Of course, what good are standards without audits and inspections? In-store standards should be inspected by either operational supervisors or foodservice supervisors, and should hold employees accountable. The largest chains, especially those with a broad geographic distribution, might consider hiring sanitation field inspectors to ensure standards consistency among stores, one expert recommended.

Ideally, responsibility for food safety programs and inspections/audits should be assigned to a specific position at the store level and at higher management levels as well. And accountability and consequences have to be tied to employee performance, experts agreed.

Maurice Minno, partner of consultancy MPM Group, recommends specific actions based on inspection/audit scores. Some ideas to consider include:

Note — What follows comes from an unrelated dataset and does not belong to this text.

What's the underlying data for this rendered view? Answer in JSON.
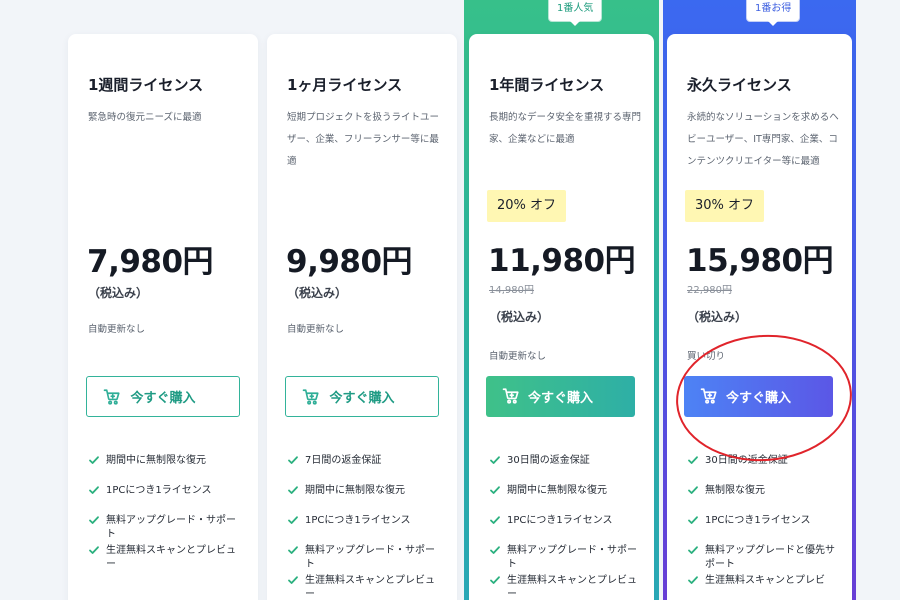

  • All positions at stores with resulting compliance audit scores above a set minimum threshold (90 percent or above) could be rewarded with a bonus.
  • Those with acceptable scores (80 percent to 89 percent) would have no consequences.
  • Actions for positions at stores achieving audit scores below the minimum acceptable number could range from written warnings, work suspensions and/or loss of earned quarterly bonuses.
  • Positions in stores with second infractions with scores below acceptable minimums could result in termination.

Stores that receive below minimum audit scores should also be put on a "watch list" and in-store positions targeted for re-training and re-certification to food safety standards, Minno noted.

"Don't assume your foodservice program is fully in compliance all the time. Do not become complacent," Minno warned. "Be proactive in the development, ongoing refinement and management of the right food safety program standards, key performance indicators and auditing processes," he said. "Food safety is not just one person's responsibility. It is the responsibility of senior management, as well as all of the positions at the regional and store level with a stake in delivering the foodservice program."

While it has been said many times before, food safety and building a food safety culture require an uncompromising commitment to foodservice from the very top of the organization. Management must provide adequate resources at the store level, regional and district levels and headquarters to "assure that the adopted food safety system procedures and required compliance tasks can be fully executed, either by the company management staff or by outside contractors," said Minno.

And training doesn't happen just once — new employees must be trained, but existing employees must be re-trained and trainers recertified. There should also be systems in place to train all employees when new items or product lines are introduced, which details how they should be handled safely.

What to Include in a Food Safety Procedures Manual

Foodservice written procedures and systems should be reviewed and updated annually, according to Maurice Minno, partner of consultancy MPM Group. At a minimum, they should include the following components:

  • Procedures for cleaning and sanitation and pest control;
  • Food safety training program for new employees and ongoing refresher training for existing employees;
  • Employee health and hygiene;
  • Delivery and handling of foodservice products at each store and throughout the entire foodservice supply chain;
  • Storage of foodservice products including shelf life and the rotation of products;
  • Actions to correct deficiencies/deviations from standard compliance; and
  • A foodservice crisis response plan with product recall procedures, and assigned roles and responsibilities of all key personnel involved.

"This is what should keep you up at night. Take it as serious as it is. Besides the obvious damage you could cause to customers, the financial damage could destroy your company."

— Jerry Weiner, Rutter's Farm Stores

Convenience Store News' How To Do World-Class Foodservice report is researched and written by Maureen Azzato, a freelance content developer and editor with more than 20 years of business publishing experience, with a primary focus on foodservice and retailing. Previously, she was the founding publisher and editorial director of On-the-Go Foodservice, a publication for cross-channel retail foodservice executives, and publisher and editorial director of CSNews, where she worked for 17 years.